Laboratory Fume Hoods and Biosafety Cabinets are essential pieces of equipment when working with chemicals and materials that emit noxious fumes in the lab. The height you set the sash of your fume hood at has an impact on many different things. First and foremost, and the purpose most people associate with the sash height, is that it must be set low enough for proper fume extraction to maintain safe, breathable air throughout the lab. Although the sash height is the determining factor for this, there are a lot of other things that need to be taken into consideration when determining the proper sash height.
Besides setting the sash low enough to make sure that the fumes are extracted effectively, when you close the sash you also protect yourself and others against any chemical accidents that can be contained within the biosafety cabinet or fume hood. Most fume hoods are designed to work more efficiently the lower you go. We’re not talking about typical energy savings, like you get when you switch from a 60 watt lamp to a 40 watt, fume hoods can use as much energy as 4 average homes per year. An open fume hood uses ten times more electricity than a hood with the sash closed. There’s more to it than the additional energy used by the fume hood or the added carbon emissions it produces. The further the sash is open, the more air you vent from your laboratory. Unlike the air loss you’d get with a naturally aspirated chimney, this air is being drawn out by the fume hood motor and, depending on the weather, either the building’s heating system or air-conditioning system may need to work harder as well to keep the laboratory at a comfortable temperature for you to work in.

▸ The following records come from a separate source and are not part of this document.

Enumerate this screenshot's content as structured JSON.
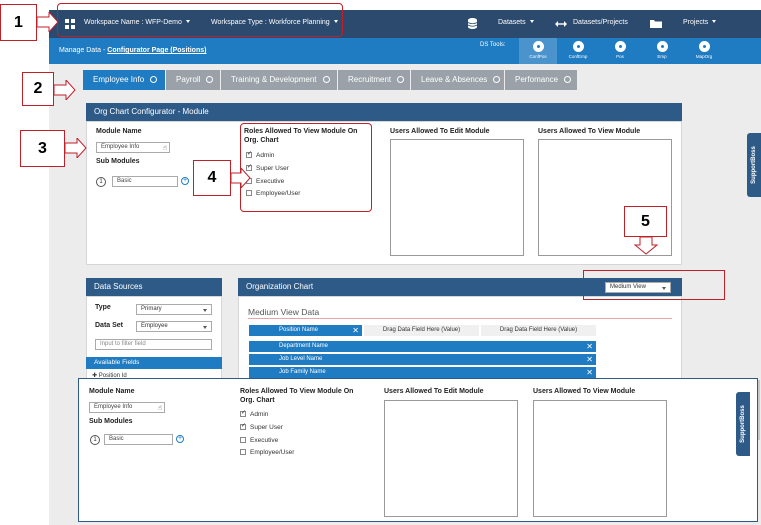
{
  "topbar": {
    "workspace_name": "Workspace Name : WFP-Demo",
    "workspace_type": "Workspace Type : Workforce Planning",
    "datasets": "Datasets",
    "datasets_projects": "Datasets/Projects",
    "projects": "Projects"
  },
  "subbar": {
    "breadcrumb_root": "Manage Data",
    "breadcrumb_sep": "-",
    "breadcrumb_current": "Configurator Page (Positions)",
    "ds_tools_label": "DS Tools:",
    "tools": [
      {
        "label": "ConfPos",
        "icon": "conf-pos-icon"
      },
      {
        "label": "ConfEmp",
        "icon": "conf-emp-icon"
      },
      {
        "label": "Pos",
        "icon": "pos-icon"
      },
      {
        "label": "Emp",
        "icon": "emp-icon"
      },
      {
        "label": "MapOrg",
        "icon": "map-org-icon"
      }
    ]
  },
  "tabs": [
    {
      "label": "Employee Info",
      "active": true
    },
    {
      "label": "Payroll",
      "active": false
    },
    {
      "label": "Training & Development",
      "active": false
    },
    {
      "label": "Recruitment",
      "active": false
    },
    {
      "label": "Leave & Absences",
      "active": false
    },
    {
      "label": "Perfomance",
      "active": false
    }
  ],
  "configurator": {
    "title": "Org Chart Configurator - Module",
    "module_name_label": "Module Name",
    "module_name_value": "Employee Info",
    "sub_modules_label": "Sub Modules",
    "sub_module_index": "1",
    "sub_module_value": "Basic",
    "roles_label_line1": "Roles Allowed To View Module On",
    "roles_label_line2": "Org. Chart",
    "roles": [
      {
        "label": "Admin",
        "checked": true
      },
      {
        "label": "Super User",
        "checked": true
      },
      {
        "label": "Executive",
        "checked": false
      },
      {
        "label": "Employee/User",
        "checked": false
      }
    ],
    "edit_users_label": "Users Allowed To Edit Module",
    "view_users_label": "Users Allowed To View Module"
  },
  "data_sources": {
    "title": "Data Sources",
    "type_label": "Type",
    "type_value": "Primary",
    "dataset_label": "Data Set",
    "dataset_value": "Employee",
    "filter_placeholder": "Input to filter field",
    "available_fields_label": "Available Fields",
    "first_field": "Position Id"
  },
  "org_chart": {
    "title": "Organization Chart",
    "view_select": "Medium View",
    "view_title": "Medium View Data",
    "position_name": "Position Name",
    "drag_value_1": "Drag Data Field Here (Value)",
    "drag_value_2": "Drag Data Field Here (Value)",
    "fields": [
      "Department Name",
      "Job Level Name",
      "Job Family Name"
    ]
  },
  "support": {
    "label": "SupportBoss"
  },
  "callouts": [
    "1",
    "2",
    "3",
    "4",
    "5"
  ],
  "colors": {
    "topbar": "#2b4a6e",
    "subbar": "#1f7cc2",
    "accent": "#1f7cc2",
    "annotation": "#c0202a"
  }
}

As you raise the sash the fan speed increases but it does not mean that the higher you raise the sash the more effective the fume hood becomes. It’s the opposite and besides reducing efficiency, you lose effectiveness as more and more air has to be moved to draw out harmful fumes and continue to keep you safe. On top of that, as the sash goes up and the motor continues to work harder and harder, the increased airflow can cause turbulence within the fume hood which increases the likelihood that fumes will escape.

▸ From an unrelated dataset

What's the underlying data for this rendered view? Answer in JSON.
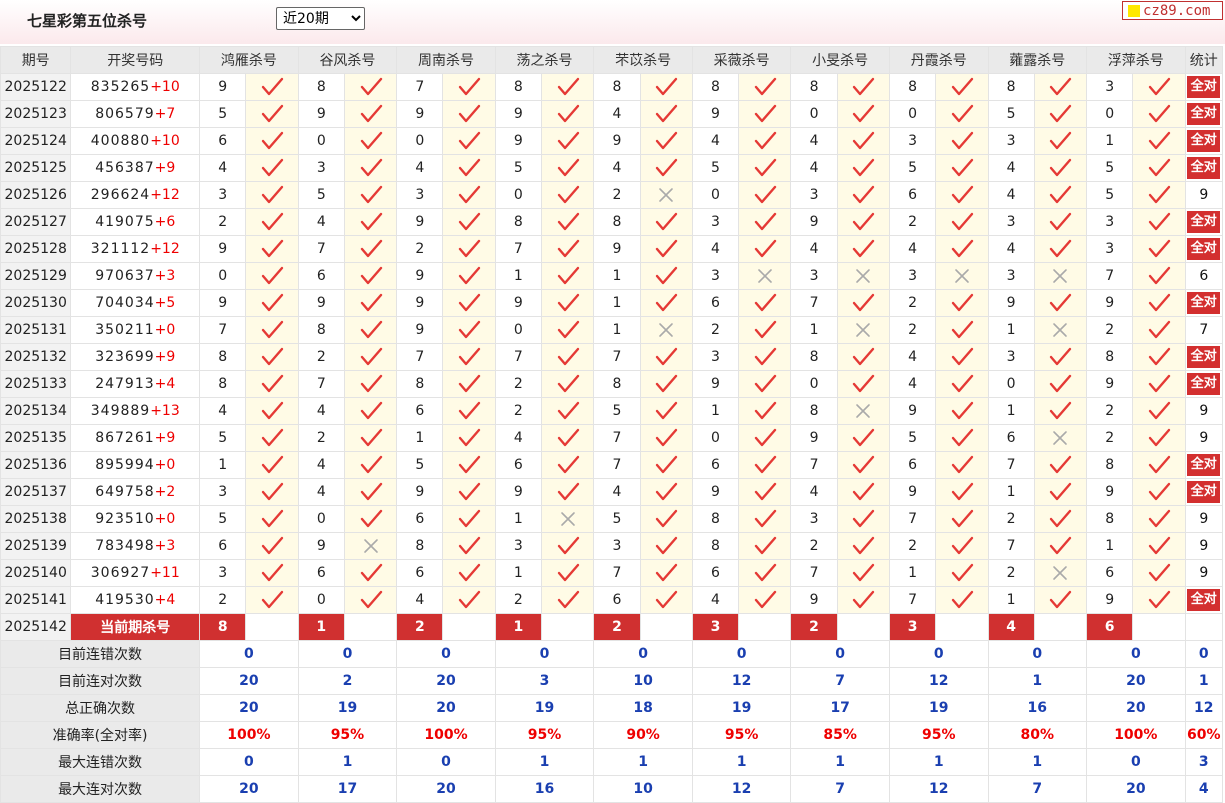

As you can see, there are many reasons to lower, or even close, the sash on your fume hood and we didn’t even consider the additional wear and tear caused when equipment has to work more. Closing the sash is the safest and the most energy-efficient way to work and if you're not working in the fume hood, or before you leave to go home, always remember to lower the sash as far as it can go. Lowering the sash provides the best conditions for venting fumes.